    1. Sous vide Hainanese Chicken is one "project" which I will be working on soon. Will let u know the temps and duration. Easier to cook in portions,

  16. hi, do you take eggs straight out of the fridge, or are they placed in the bath at room temperature?

    1. I normally take them straight out from the fridge.

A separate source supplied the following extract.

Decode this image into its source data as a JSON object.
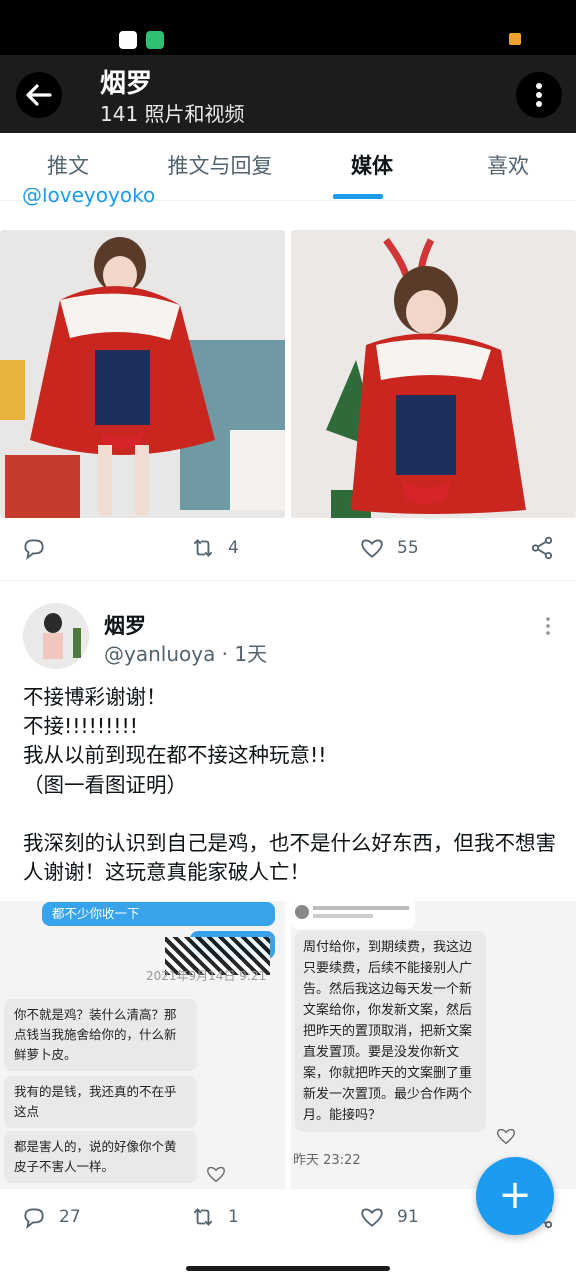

In the bath, they warm up very fast.

  17. You can get the above result in 4 simple steps:
    1) put fresh eggs (room temperature)into container or steel tin (eg. milo tin)
    2) pour in freshly boil water till eggs cover with boiling water and stir the eggs few times with a chopstick and cover the tin for 2 minutes.
    3) after 2 minutes, open the tin and stir again and cover for another 2 minutes and open the cover and let it rest for another 2 minutes.
    4) pour away the hot water and serve. total time is 6 minutes.


    1. Important: eggs must be fresh to get the wanted result.
      Water must be in boiling temperature.
      The stirring process is to make sure the eggs boiled up evenly.

  18. This is my favourite way to have eggs too, but this is how I have been doing it for ages:

    In a small pot, submerge (with 1cm extra) two eggs with boiling hot water. Cover the pot. It will be ready in 11 minutes.